Seeking concrete research on the security impact of memory unsafety



As I tend to do, lately I’ve been collecting evidence about the impact of memory-unsafe languages on computer security, for the purposes of strengthening the Rust argument. I’ve got plenty of (yet unsorted) links to opinions and clever quotes and some ad-hoc analyses (mostly from w/in the Rust community). I don’t think I’ve got enough firm data from reputable sources to be convincing to skeptics.

Is anybody aware of strong sources for concrete numbers like: quantity of code written in unsafe languages; percent of security vulnerabilities that are due to memory unsafety; financial impact of specific vulnerabilities, and in aggregate; financial impact of maintenance due to debugging segfaults; what proportion of the C++ industry defected to Java when it rolled out. I’m also interested in historic perspective - what was our industry thinking about this subject 30 years ago (need real sources, not anecdotes)?

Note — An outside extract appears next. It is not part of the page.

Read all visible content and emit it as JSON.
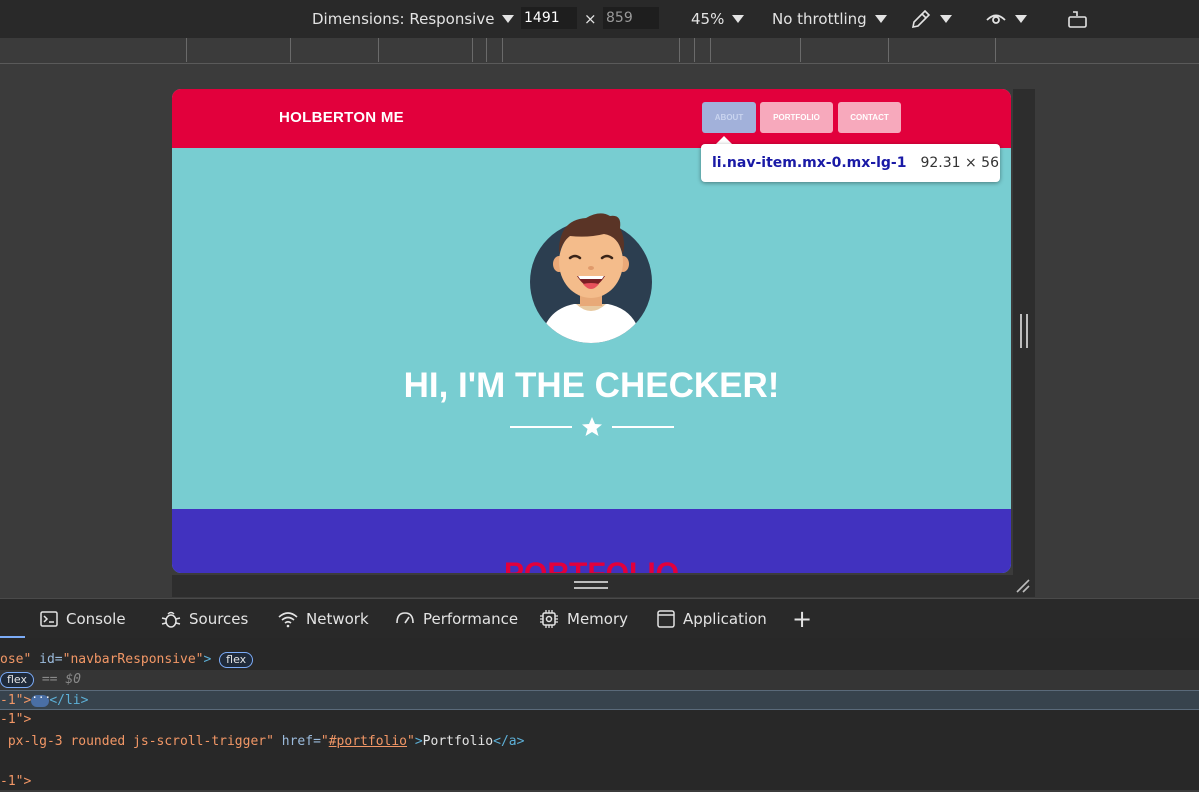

I did some cursory searches of, but I have not much patience.

So does anybody have any great sources on this subject?


roc did some analysis of security critical bugs in Firefox related to WebAudio. His original email is here:


This is an excellent paper on the state of memory safety, but I’m not sure if it has the numbers you’re looking for.

#4 The corresponding papers links to more references.

OWASP top 10 is slated to be updated in the near future


Thanks @jethrogb and @metajack!


This blog post about curl’s reason for using C led some commenters to go through all the known curl vulnerabilities from the past seventeen years and count how many were directly caused by memory safety violations.

23 of the 61 reported security bugs (about 38%) were caused by memory unsafety according to this tally.


One paper that comes to mind is “A Large Scale Study of Programming Languages and Code Quality in Github” by Baishakhi Ray et al (DOI). They analyze a large dataset (728 projects) for relationships between languages and code quality. You can read the PDF version.

The dataset is built by taking the top 19 programming languages on Github, and then taking the top 50 projects for each language. They filter out projects with very short development histories (< 28 commits), leaving 728 projects.

They separate out “security” as a defect impact class, while “memory” is a defect cause. Looking at their examples, I would potentially consider many of the “memory” defects to be potential security vulnerabilities (although they might not be simple or directly exploitable). I’ll include results for “security” and “memory” defects below.

They break down languages into a few different axes:

Some potentially relevant results:

  • 432 of the 728 projects in their sample have at least 20 commits in C, C++, or Objective-C. In total those projects have 35,035 KLOC (out of 62,840 KLOC total across all projects).

    • It is unclear if these SLOC numbers are for that language or for all projects that include that language
  • They find that procedural, static typed, weak typed, unmanaged memory languages (C, C++, Obj-C) are more defect prone (see Tables 6 and 7):

    Comparing the other language classes to the grand mean, Proc-Static-Weak-Unmanaged languages are more likely to induce defects. This implies that either weak typing or memory management issues contribute to greater defect proneness as compared with other procedural languages.

  • They visualize the relationships between language class and bug categories using a heat map [page 8], and also investigate the relationships using regression models.

    • They find a strong relationship between proc-static-weak-unmanaged and memory errors.
    • They find that Erlang, C++, and Python produce more security errors than average.


For code “demographics”, there’s a lot that can be done using the GitHub datasets in Google BigQuery. There are historical event log records going back many years, as well as commit and file data for every project. For example, it would be possible to do things like write a query to count the number of commits to C files in the last year. If there’s specific data you’d like to investigate, I’d be happy to help write up the queries. For more information on these datasets and how people are using them:


Awesome writeup @cthompson. Thank you!